As first reported by Politico this morning, Rep. Mikie Sherrill (D-Montclair) has left the Blue Dog Coalition, a small caucus of centrist Democratic House members, alongside six of her colleagues. On the other side of the split, which was over a proposal to rebrand under a new name, is Rep. Josh Gottheimer (D-Wyckoff), who will remain in the coalition.
In a statement, Sherrill told the New Jersey Globe that the current narrow Republican majority requires “pragmatic leadership” from Democrats, and that she’ll continue fighting for common-sense policies from outside the Blue Dog Coalition.
“I’m resigning from the Blue Dog Coalition to work with a broader coalition of leaders who fight for everyday voters and the democratic values I hold dear,” she said. “I would like to thank them for their support over the years and I look forward to continuing to engage with my colleagues on both sides of the aisle to pass common-sense legislation that helps lower everyday costs for American families, fights for reproductive healthcare, and strengthens our national security.”
Lurking behind the Blue Dog break-up is the fact that both Sherrill and Gottheimer now represent significantly bluer seats than the ones they first flipped from Republicans. Sherrill, in particular, now represents a starkly Democratic district; her new 11th district would have voted for Joe Biden by 17 points, the same margin he got statewide in New Jersey.
Both are also believed to be possible contenders for governor or U.S. Senate in the future, campaigns that would likely require them to defend their moderate stances – and caucus memberships – in a Democratic primary.
The Blue Dog Coalition, the centermost of the three main ideological House Democratic caucuses, was founded in 1995 in response to the historic 1994 Republican wave. It once included dozens of conservative Southern Democrats, but as those members retired or lost re-election, it shrunk significantly.
Gottheimer and Sherrill joined the coalition in 2017 and 2019, respectively; they were two of many new swing-district coalition members who moved the Blue Dogs in a more socially liberal direction while remaining moderate on other issues.
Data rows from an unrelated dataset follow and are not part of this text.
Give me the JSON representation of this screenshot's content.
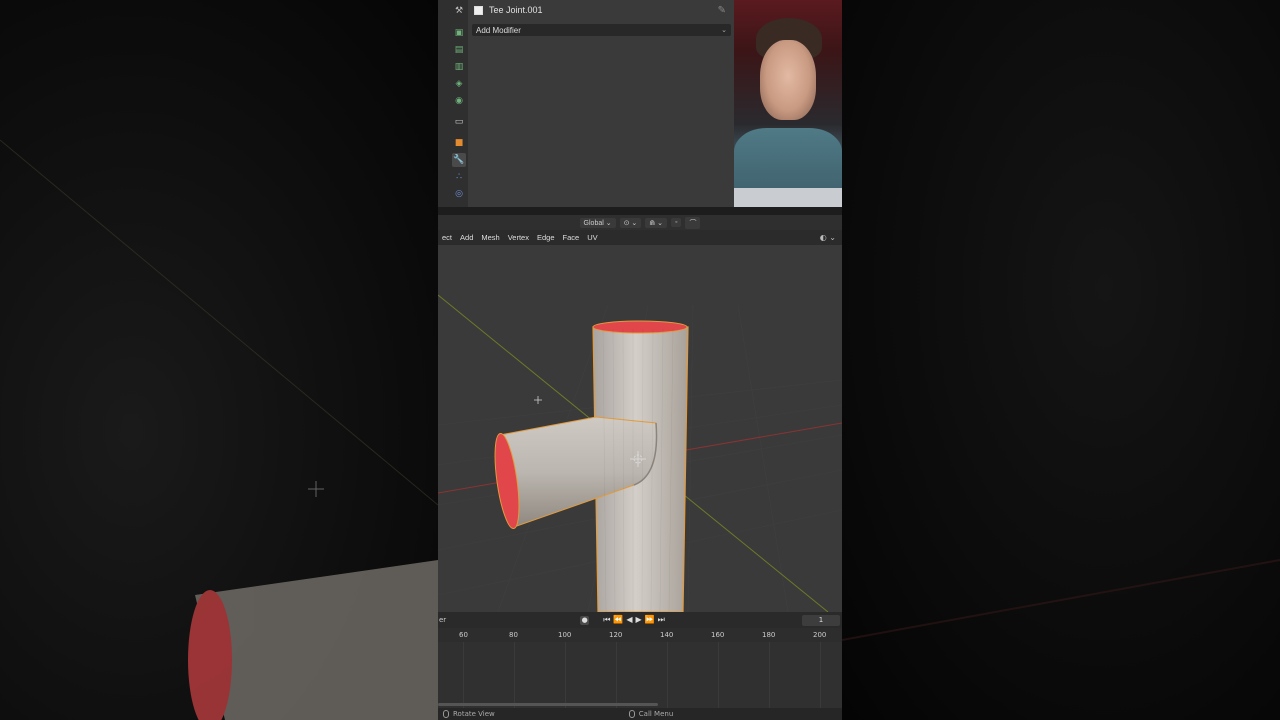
{
  "properties": {
    "object_name": "Tee Joint.001",
    "add_modifier_label": "Add Modifier",
    "tabs": [
      "tool-icon",
      "render-icon",
      "output-icon",
      "view-layer-icon",
      "scene-icon",
      "world-icon",
      "collection-icon",
      "object-icon",
      "modifier-icon",
      "particles-icon",
      "physics-icon"
    ]
  },
  "viewport_header": {
    "orientation": "Global"
  },
  "viewport_menu": {
    "items": [
      "ect",
      "Add",
      "Mesh",
      "Vertex",
      "Edge",
      "Face",
      "UV"
    ]
  },
  "timeline": {
    "left_label": "er",
    "current_frame": "1",
    "ticks": [
      "60",
      "80",
      "100",
      "120",
      "140",
      "160",
      "180",
      "200"
    ]
  },
  "status_bar": {
    "rotate_view": "Rotate View",
    "call_menu": "Call Menu"
  },
  "colors": {
    "mesh_surface": "#c8c3bd",
    "pipe_interior": "#e0464a",
    "selection_outline": "#e39a3c",
    "axis_x": "#a93a3a",
    "axis_y": "#7d8f2b"
  }
}
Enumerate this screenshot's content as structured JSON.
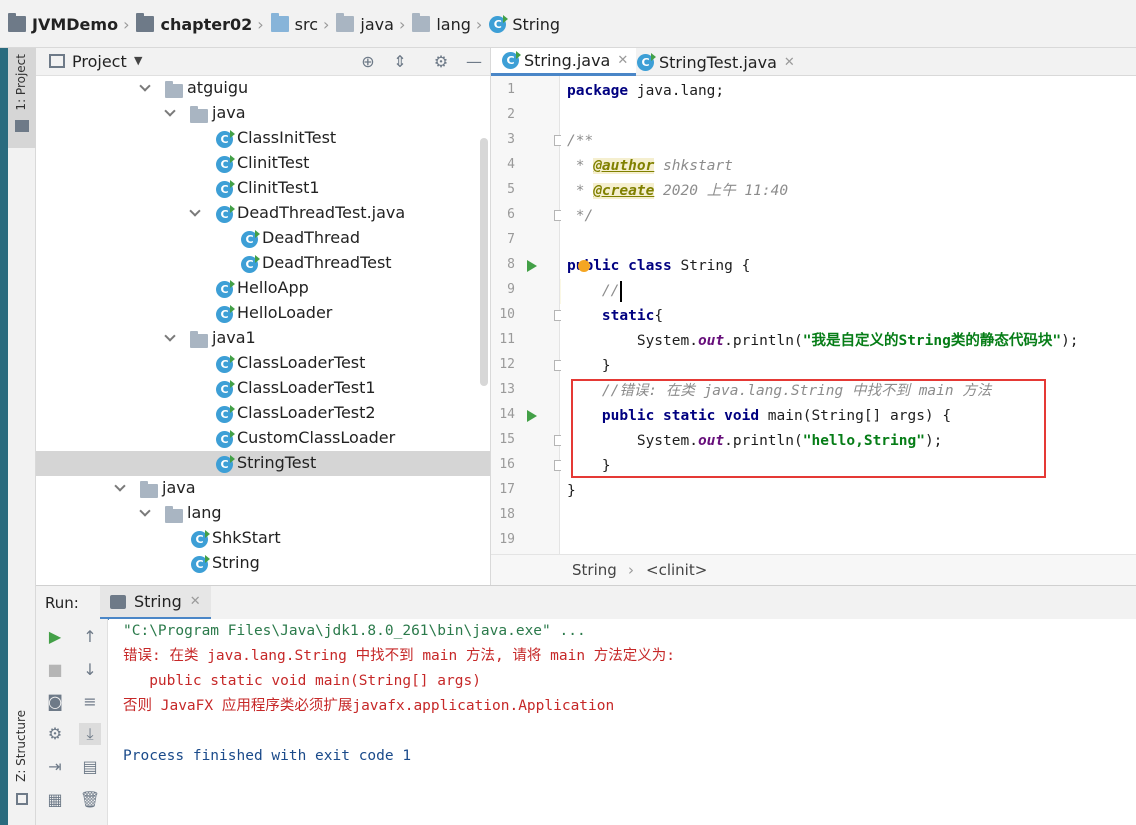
{
  "breadcrumb": {
    "items": [
      {
        "label": "JVMDemo",
        "icon": "project-folder-icon"
      },
      {
        "label": "chapter02",
        "icon": "module-folder-icon"
      },
      {
        "label": "src",
        "icon": "source-folder-icon"
      },
      {
        "label": "java",
        "icon": "folder-icon"
      },
      {
        "label": "lang",
        "icon": "folder-icon"
      },
      {
        "label": "String",
        "icon": "class-icon"
      }
    ]
  },
  "sidebar_left": {
    "project_tab": "1: Project",
    "structure_tab": "Z: Structure"
  },
  "project_panel": {
    "title": "Project",
    "tree": [
      {
        "label": "atguigu",
        "type": "package",
        "expanded": true
      },
      {
        "label": "java",
        "type": "package",
        "expanded": true
      },
      {
        "label": "ClassInitTest",
        "type": "class"
      },
      {
        "label": "ClinitTest",
        "type": "class"
      },
      {
        "label": "ClinitTest1",
        "type": "class"
      },
      {
        "label": "DeadThreadTest.java",
        "type": "file",
        "expanded": true
      },
      {
        "label": "DeadThread",
        "type": "class"
      },
      {
        "label": "DeadThreadTest",
        "type": "class"
      },
      {
        "label": "HelloApp",
        "type": "class"
      },
      {
        "label": "HelloLoader",
        "type": "class"
      },
      {
        "label": "java1",
        "type": "package",
        "expanded": true
      },
      {
        "label": "ClassLoaderTest",
        "type": "class"
      },
      {
        "label": "ClassLoaderTest1",
        "type": "class"
      },
      {
        "label": "ClassLoaderTest2",
        "type": "class"
      },
      {
        "label": "CustomClassLoader",
        "type": "class"
      },
      {
        "label": "StringTest",
        "type": "class",
        "selected": true
      },
      {
        "label": "java",
        "type": "package",
        "expanded": true
      },
      {
        "label": "lang",
        "type": "package",
        "expanded": true
      },
      {
        "label": "ShkStart",
        "type": "class"
      },
      {
        "label": "String",
        "type": "class"
      }
    ]
  },
  "editor": {
    "tabs": [
      {
        "label": "String.java",
        "active": true
      },
      {
        "label": "StringTest.java",
        "active": false
      }
    ],
    "line_numbers": [
      "1",
      "2",
      "3",
      "4",
      "5",
      "6",
      "7",
      "8",
      "9",
      "10",
      "11",
      "12",
      "13",
      "14",
      "15",
      "16",
      "17",
      "18",
      "19"
    ],
    "code": {
      "l1_kw": "package",
      "l1_rest": " java.lang;",
      "l3": "/**",
      "l4_pre": " * ",
      "l4_tag": "@author",
      "l4_rest": " shkstart",
      "l5_pre": " * ",
      "l5_tag": "@create",
      "l5_rest": " 2020 上午 11:40",
      "l6": " */",
      "l8_kw": "public class",
      "l8_rest": " String {",
      "l9": "    //",
      "l10_kw": "static",
      "l10_rest": "{",
      "l11_a": "        System.",
      "l11_fld": "out",
      "l11_b": ".println(",
      "l11_str": "\"我是自定义的String类的静态代码块\"",
      "l11_c": ");",
      "l12": "    }",
      "l13": "    //错误: 在类 java.lang.String 中找不到 main 方法",
      "l14_kw": "public static void",
      "l14_rest": " main(String[] args) {",
      "l15_a": "        System.",
      "l15_fld": "out",
      "l15_b": ".println(",
      "l15_str": "\"hello,String\"",
      "l15_c": ");",
      "l16": "    }",
      "l17": "}"
    },
    "bottom_breadcrumb": [
      "String",
      "<clinit>"
    ]
  },
  "run_panel": {
    "label": "Run:",
    "tab": "String",
    "console_lines": [
      {
        "text": "\"C:\\Program Files\\Java\\jdk1.8.0_261\\bin\\java.exe\" ...",
        "color": "#2b7a4b"
      },
      {
        "text": "错误: 在类 java.lang.String 中找不到 main 方法, 请将 main 方法定义为:",
        "color": "#c62828"
      },
      {
        "text": "   public static void main(String[] args)",
        "color": "#c62828"
      },
      {
        "text": "否则 JavaFX 应用程序类必须扩展javafx.application.Application",
        "color": "#c62828"
      },
      {
        "text": "",
        "color": "#000000"
      },
      {
        "text": "Process finished with exit code 1",
        "color": "#1a4a8a"
      }
    ]
  },
  "colors": {
    "accent_tab": "#4a86c7",
    "highlight_box": "#e53935",
    "run_green": "#43a047"
  }
}
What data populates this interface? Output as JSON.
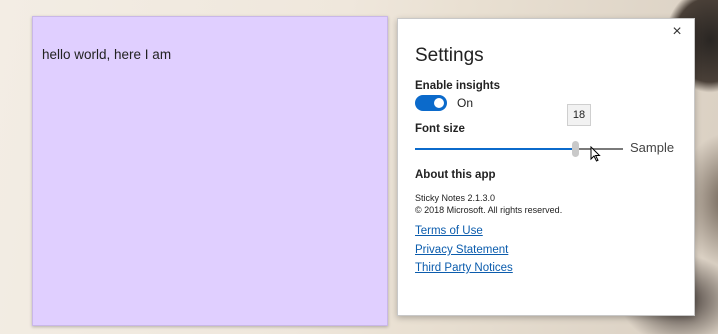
{
  "note": {
    "text": "hello world, here I am"
  },
  "settings": {
    "title": "Settings",
    "close_icon": "×",
    "insights": {
      "label": "Enable insights",
      "state_text": "On",
      "enabled": true
    },
    "font_size": {
      "label": "Font size",
      "value": "18",
      "fraction": 0.77,
      "sample": "Sample"
    },
    "about": {
      "label": "About this app",
      "version": "Sticky Notes  2.1.3.0",
      "copyright": "© 2018 Microsoft. All rights reserved."
    },
    "links": [
      "Terms of Use",
      "Privacy Statement",
      "Third Party Notices"
    ]
  },
  "colors": {
    "note": "#e0cfff",
    "accent": "#0b6acb",
    "link": "#0b5cad"
  }
}
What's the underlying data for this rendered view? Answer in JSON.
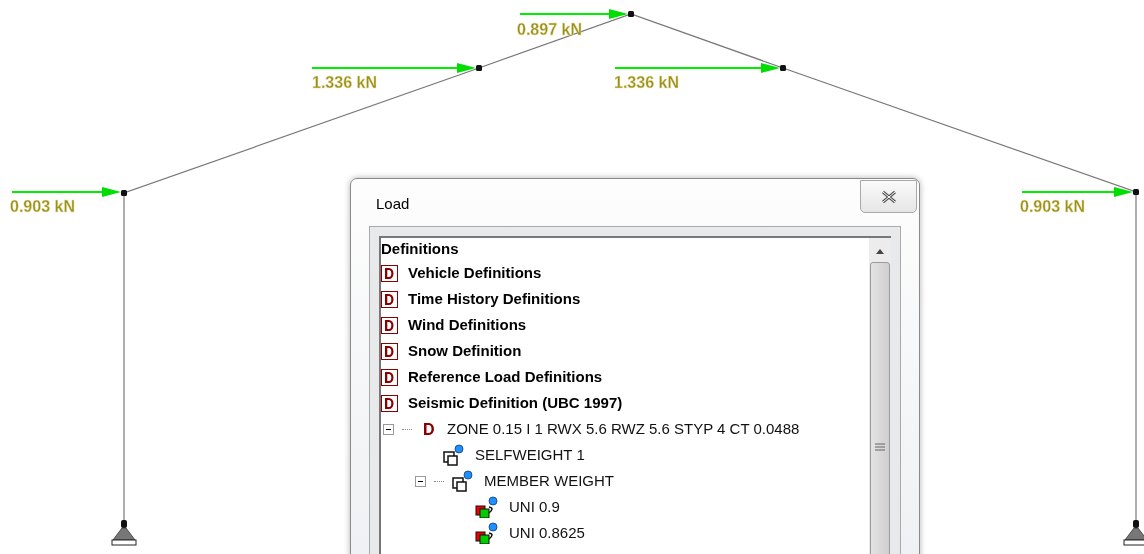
{
  "structure": {
    "loads": [
      {
        "label": "0.903 kN"
      },
      {
        "label": "1.336 kN"
      },
      {
        "label": "0.897 kN"
      },
      {
        "label": "1.336 kN"
      },
      {
        "label": "0.903 kN"
      }
    ]
  },
  "dialog": {
    "title": "Load",
    "tree": {
      "heading": "Definitions",
      "items": [
        {
          "kind": "definition",
          "label": "Vehicle Definitions"
        },
        {
          "kind": "definition",
          "label": "Time History Definitions"
        },
        {
          "kind": "definition",
          "label": "Wind Definitions"
        },
        {
          "kind": "definition",
          "label": "Snow Definition"
        },
        {
          "kind": "definition",
          "label": "Reference Load Definitions"
        },
        {
          "kind": "definition",
          "label": "Seismic Definition (UBC 1997)",
          "children": [
            {
              "kind": "seismic",
              "label": "ZONE 0.15 I 1 RWX 5.6 RWZ 5.6 STYP 4 CT 0.0488",
              "expanded": true,
              "children": [
                {
                  "kind": "weight",
                  "label": "SELFWEIGHT 1"
                },
                {
                  "kind": "weight",
                  "label": "MEMBER WEIGHT",
                  "expanded": true,
                  "children": [
                    {
                      "kind": "uniform",
                      "label": "UNI 0.9"
                    },
                    {
                      "kind": "uniform",
                      "label": "UNI 0.8625"
                    }
                  ]
                }
              ]
            }
          ]
        }
      ]
    }
  }
}
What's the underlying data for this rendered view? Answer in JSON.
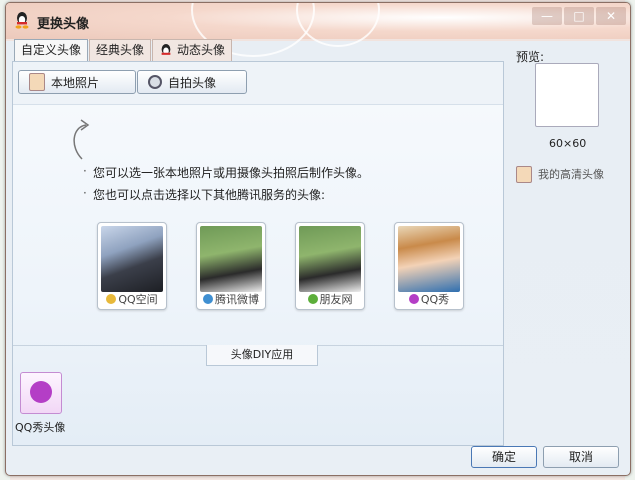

Buoyed by Democratic wins in the 2018 midterms, the Blue Dogs reached 27 members in the 116th Congress, but after losses and retirements in 2020 and 2022, they fell to just 15 at the start of the current Congress. With their dwindling numbers in mind, several caucus members pushed for a rebrand, among them Sherrill, according to a source familiar with the proceedings.
The Blue Dog Coalition, the reformers argued, was seen by many as a relic of a past era of politics, when the House was dominated by socially conservative white men. Following a study from a Democratic polling firm, they pitched a rechristening as the Common Sense Coalition in order to attract new members who held moderate views but were skeptical of the Blue Dogs.
But in a secret-ballot vote, the proposed changes were rejected. That led to the exodus of Sherrill and six other caucus members, including Rep. Abigail Spanberger (D-Virginia), a close Sherrill ally and friend. It’s not clear yet whether Sherrill and her fellow former Blue Dogs will forge anything new of their own; Sherrill is already also a member of the New Democrats, a much larger caucus of center-left representatives.
Gottheimer, meanwhile, is staying in the caucus, which is now down to just seven definite members. That’s by far the smallest it’s ever been since its founding, though the remaining members plan on working to recruit new members in the coming weeks.
“I remain committed to the organization’s goals of promoting fiscal responsibility, protecting America’s national security, supporting women’s health care, and supporting common-sense policies like protecting a woman’s right to choose, ensuring access to affordable health care, standing up for labor, and supporting our veterans,” Gottheimer said in a statement.